The negative coefficient for recession months tells us there is a slightly parallel shift of the linear line—down to the right—for that period. (It’s not hard to imagine that one can fit another parallel line through the red data points, apart from the one that the vast majority of blue data points cluster around in the right scatterplot in Figure 2.) The overall fit of the model is very good—85% of variation in unemployment can be explained by the variation in UI claims.2 Figure 3 overlays the time series of estimated and “actual” unemployment, and one can see the two align with each other closely over time.3

Figure 3: Estimated versus “actual” unemployment

Line graph from January 2008 to February 2020 showing number of unemployed for BLS estimates and the prediction from continued UI claims tracking each other very closely.

Source: STATS Indiana and IBRC estimates

The same approach can be applied to other geographic areas. Figure 4 shows forecasted versus “actual” unemployment rates for selected Indiana metropolitan areas. Overall, our model fits the unemployment dynamics well. The “response” rate of unemployment to UI claims is the highest (0.62) for both the Elkhart-Goshen and Indianapolis-Carmel-Anderson metro areas, followed by Columbus (0.53) and Bloomington (0.42).

Also notice that the model tends to underestimate large spikes, as seen in the Columbus and Elkhart-Goshen metropolitan areas—both of which are manufacturing oriented. Elkhart is the world capital of recreational vehicles (RVs), and RV manufacturing was severely dampened during the last recession.

Figure 4: Estimated versus actual unemployment rates for selected Indiana metropolitan areas

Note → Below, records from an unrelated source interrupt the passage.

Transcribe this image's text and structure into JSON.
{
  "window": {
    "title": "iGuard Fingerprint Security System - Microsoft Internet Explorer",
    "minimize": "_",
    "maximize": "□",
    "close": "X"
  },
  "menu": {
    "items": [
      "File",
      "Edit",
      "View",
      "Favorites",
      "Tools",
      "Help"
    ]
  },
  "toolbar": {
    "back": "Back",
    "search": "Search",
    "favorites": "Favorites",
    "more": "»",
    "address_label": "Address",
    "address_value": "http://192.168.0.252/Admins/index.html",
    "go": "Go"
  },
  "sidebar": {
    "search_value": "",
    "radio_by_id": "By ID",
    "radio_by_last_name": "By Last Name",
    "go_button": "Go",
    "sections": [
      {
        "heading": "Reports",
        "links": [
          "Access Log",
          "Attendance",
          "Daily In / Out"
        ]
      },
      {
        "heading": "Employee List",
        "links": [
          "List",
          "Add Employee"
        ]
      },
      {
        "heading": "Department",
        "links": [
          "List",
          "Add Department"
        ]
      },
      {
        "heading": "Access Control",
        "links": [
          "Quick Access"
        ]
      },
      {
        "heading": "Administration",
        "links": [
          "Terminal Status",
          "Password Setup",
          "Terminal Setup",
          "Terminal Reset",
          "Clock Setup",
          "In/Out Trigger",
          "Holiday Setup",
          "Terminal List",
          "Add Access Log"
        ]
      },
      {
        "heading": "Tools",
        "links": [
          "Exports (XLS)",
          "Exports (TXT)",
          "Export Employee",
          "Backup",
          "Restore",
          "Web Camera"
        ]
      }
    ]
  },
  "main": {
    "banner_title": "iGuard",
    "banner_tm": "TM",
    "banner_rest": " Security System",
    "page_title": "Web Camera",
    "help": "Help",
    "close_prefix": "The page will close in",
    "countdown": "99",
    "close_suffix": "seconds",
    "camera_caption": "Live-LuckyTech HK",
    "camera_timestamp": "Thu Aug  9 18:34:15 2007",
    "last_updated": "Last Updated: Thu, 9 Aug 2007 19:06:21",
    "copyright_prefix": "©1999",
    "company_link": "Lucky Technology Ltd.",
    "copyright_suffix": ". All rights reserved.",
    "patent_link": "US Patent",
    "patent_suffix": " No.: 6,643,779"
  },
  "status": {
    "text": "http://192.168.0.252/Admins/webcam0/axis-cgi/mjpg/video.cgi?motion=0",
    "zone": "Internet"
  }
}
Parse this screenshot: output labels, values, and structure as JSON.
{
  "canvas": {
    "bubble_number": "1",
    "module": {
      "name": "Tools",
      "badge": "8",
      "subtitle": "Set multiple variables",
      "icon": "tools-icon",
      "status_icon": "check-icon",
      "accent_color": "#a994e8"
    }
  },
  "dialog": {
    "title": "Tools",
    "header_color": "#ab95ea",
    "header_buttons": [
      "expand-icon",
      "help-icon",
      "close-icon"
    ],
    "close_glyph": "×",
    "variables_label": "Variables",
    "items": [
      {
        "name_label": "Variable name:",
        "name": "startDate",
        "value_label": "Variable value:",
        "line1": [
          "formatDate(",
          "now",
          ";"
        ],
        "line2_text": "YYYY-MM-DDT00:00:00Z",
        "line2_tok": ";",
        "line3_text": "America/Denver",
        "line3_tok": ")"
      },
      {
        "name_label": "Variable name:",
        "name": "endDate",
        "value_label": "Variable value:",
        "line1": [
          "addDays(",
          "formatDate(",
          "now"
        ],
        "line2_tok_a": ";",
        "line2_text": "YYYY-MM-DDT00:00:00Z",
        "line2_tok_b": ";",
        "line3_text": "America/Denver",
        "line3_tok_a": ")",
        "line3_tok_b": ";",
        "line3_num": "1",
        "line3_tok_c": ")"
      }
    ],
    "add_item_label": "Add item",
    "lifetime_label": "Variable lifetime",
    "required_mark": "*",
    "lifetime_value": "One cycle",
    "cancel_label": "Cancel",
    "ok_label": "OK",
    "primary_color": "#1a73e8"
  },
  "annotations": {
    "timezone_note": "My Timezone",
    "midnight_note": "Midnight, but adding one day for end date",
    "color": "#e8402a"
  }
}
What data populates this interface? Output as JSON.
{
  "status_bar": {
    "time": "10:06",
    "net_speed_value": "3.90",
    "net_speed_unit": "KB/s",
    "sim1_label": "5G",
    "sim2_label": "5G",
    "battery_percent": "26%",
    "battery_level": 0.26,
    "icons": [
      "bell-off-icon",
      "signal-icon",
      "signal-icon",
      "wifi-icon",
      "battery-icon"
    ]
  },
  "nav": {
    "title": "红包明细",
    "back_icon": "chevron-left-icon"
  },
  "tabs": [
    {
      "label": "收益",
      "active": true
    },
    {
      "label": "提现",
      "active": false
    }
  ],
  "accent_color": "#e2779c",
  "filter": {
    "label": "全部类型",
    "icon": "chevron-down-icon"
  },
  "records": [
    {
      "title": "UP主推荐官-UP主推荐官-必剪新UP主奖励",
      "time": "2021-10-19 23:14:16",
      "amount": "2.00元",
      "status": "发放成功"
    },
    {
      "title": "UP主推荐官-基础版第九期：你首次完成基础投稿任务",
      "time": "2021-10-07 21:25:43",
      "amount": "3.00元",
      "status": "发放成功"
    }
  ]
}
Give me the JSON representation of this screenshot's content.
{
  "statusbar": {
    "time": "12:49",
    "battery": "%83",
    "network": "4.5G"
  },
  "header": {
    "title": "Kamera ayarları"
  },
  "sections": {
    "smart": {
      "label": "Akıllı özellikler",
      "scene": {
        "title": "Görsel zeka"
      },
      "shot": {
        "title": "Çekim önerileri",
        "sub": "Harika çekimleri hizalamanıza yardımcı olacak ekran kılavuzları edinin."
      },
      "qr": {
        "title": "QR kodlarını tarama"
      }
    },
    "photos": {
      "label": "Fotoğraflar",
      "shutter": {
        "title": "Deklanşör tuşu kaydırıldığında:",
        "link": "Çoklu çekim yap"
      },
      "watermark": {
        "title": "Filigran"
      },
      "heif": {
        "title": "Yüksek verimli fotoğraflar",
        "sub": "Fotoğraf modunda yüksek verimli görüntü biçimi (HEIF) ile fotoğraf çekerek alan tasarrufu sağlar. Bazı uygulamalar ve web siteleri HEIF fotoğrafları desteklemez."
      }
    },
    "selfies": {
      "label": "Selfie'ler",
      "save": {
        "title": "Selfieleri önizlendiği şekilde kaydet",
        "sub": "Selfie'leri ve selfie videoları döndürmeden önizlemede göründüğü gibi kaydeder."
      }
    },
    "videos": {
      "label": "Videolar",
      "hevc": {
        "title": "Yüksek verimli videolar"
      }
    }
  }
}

4 line graphs for Bloomington, Columbus, Elkhart-Goshen and Indianapolis showing BLS unemployment estimates and predictions from UI claims nearly aligning from January 2008 to February 2020.

Source: STATS Indiana and IBRC estimates

Unemployment for industry sectors is often not reported, but may be of great interest to regional planners. To obtain a rough estimate on unemployment by industry sector, we assigned the regional unemployment proportionally to its underlying sectors by their proportions in UI claims. For example, if manufacturing accounts for 20% of UI claims for Elkhart, then it also accounts for 20% of the regional unemployment.

Figure 5 presents the times series of unemployment for Indiana’s top sectors. Manufacturing has accounted for the most job loss in Indiana over time, and its workers also saw the highest unemployment during the Great Recession. Workers in administrative support, retail, construction, and transportation and warehousing, are also more prone to losing jobs. Unemployment in construction is relatively stable over time, and didn't jump up too much even during the last recession, which was triggered by the housing market crash. We also see that the response to the Great Recession in other sectors came more slowly and gradually relative to the spike in manufacturing unemployment.

Figure 5: Monthly unemployment for Indiana’s top industrial sectors

Line graph from January 2008 to February 2020 showing unemployment predictions from UI claims for construction, retail, manufacturing, transportation and warehousing, health care, and administrative support and waste management.

Source: IBRC estimates

The “response” rate of unemployment to UI claims is the largest (0.68) for construction, with manufacturing, health care, transportation and warehousing, retail, and administrative support varying between 0.55 and 0.58.


We’ve demonstrated a simple statistical method that uses UI claims to generate unemployment at regional (sub-state) and sectoral (industry) levels. The estimated parameters can be used to make predictions about near-future labor statistics. It is important to keep in mind that parameter values differ across regions and would also change as the time periods are altered. Thus, one needs to run the model separately for different regions and update the model once new data become available.

For more information on unemployment rates and claims, visit the Hoosiers by the Numbers Unemployment topic page.  


  1. U.S. Bureau of Labor Statistics, “Estimation Methodology,” www.bls.gov/lau/laumthd.htm.
  2. The (adjusted) R2 of the model—used to assess a linear model’s goodness of fit—is 0.85.
  3. The six-month backward and forward moving average was calculated to smooth out the time series of estimated unemployment.